(Stored items from a collection)
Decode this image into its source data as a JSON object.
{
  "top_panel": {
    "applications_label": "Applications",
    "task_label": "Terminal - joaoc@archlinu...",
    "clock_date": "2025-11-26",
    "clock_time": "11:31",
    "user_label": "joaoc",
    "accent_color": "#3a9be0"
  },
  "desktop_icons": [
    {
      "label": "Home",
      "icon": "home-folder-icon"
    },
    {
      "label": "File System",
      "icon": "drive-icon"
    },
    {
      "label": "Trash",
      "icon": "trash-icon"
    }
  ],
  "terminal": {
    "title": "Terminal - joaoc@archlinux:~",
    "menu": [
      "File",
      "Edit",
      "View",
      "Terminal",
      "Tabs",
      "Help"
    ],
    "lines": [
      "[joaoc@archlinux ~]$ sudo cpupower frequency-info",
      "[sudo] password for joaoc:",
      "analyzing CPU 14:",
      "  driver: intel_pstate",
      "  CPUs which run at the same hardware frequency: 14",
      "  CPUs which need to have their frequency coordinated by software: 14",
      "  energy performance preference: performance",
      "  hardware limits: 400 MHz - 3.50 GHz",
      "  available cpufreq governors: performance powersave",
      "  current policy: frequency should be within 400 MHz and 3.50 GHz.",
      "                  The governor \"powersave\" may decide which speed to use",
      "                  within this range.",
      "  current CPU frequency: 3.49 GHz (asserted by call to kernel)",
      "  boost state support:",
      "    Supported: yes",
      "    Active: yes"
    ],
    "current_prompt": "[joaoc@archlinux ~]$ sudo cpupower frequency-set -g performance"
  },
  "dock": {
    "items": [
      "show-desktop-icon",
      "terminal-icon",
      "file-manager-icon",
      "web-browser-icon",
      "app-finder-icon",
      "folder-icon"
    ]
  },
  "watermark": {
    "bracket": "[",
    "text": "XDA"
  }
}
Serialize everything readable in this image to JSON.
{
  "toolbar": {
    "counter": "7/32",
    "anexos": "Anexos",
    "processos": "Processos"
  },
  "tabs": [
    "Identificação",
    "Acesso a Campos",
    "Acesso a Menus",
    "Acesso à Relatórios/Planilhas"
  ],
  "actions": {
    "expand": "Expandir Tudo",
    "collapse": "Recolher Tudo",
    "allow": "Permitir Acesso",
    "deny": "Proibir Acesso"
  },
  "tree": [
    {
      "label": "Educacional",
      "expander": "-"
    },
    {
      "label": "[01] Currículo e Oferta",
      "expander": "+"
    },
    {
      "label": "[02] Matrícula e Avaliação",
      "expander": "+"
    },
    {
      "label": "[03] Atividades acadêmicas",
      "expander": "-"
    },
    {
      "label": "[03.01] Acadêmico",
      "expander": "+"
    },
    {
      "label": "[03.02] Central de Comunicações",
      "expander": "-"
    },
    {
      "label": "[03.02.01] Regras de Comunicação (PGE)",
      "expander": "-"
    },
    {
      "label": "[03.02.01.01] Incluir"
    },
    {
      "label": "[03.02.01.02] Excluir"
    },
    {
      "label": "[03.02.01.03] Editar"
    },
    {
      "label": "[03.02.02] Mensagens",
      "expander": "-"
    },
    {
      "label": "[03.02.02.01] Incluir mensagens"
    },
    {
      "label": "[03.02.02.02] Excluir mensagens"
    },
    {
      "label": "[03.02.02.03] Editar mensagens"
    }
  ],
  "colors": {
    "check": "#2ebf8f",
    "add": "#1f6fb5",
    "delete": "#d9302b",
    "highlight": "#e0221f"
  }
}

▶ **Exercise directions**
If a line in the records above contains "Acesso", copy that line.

▶ **Result of the exercise**
    "Acesso a Campos",
    "Acesso a Menus",
    "Acesso à Relatórios/Planilhas"
    "allow": "Permitir Acesso",
    "deny": "Proibir Acesso"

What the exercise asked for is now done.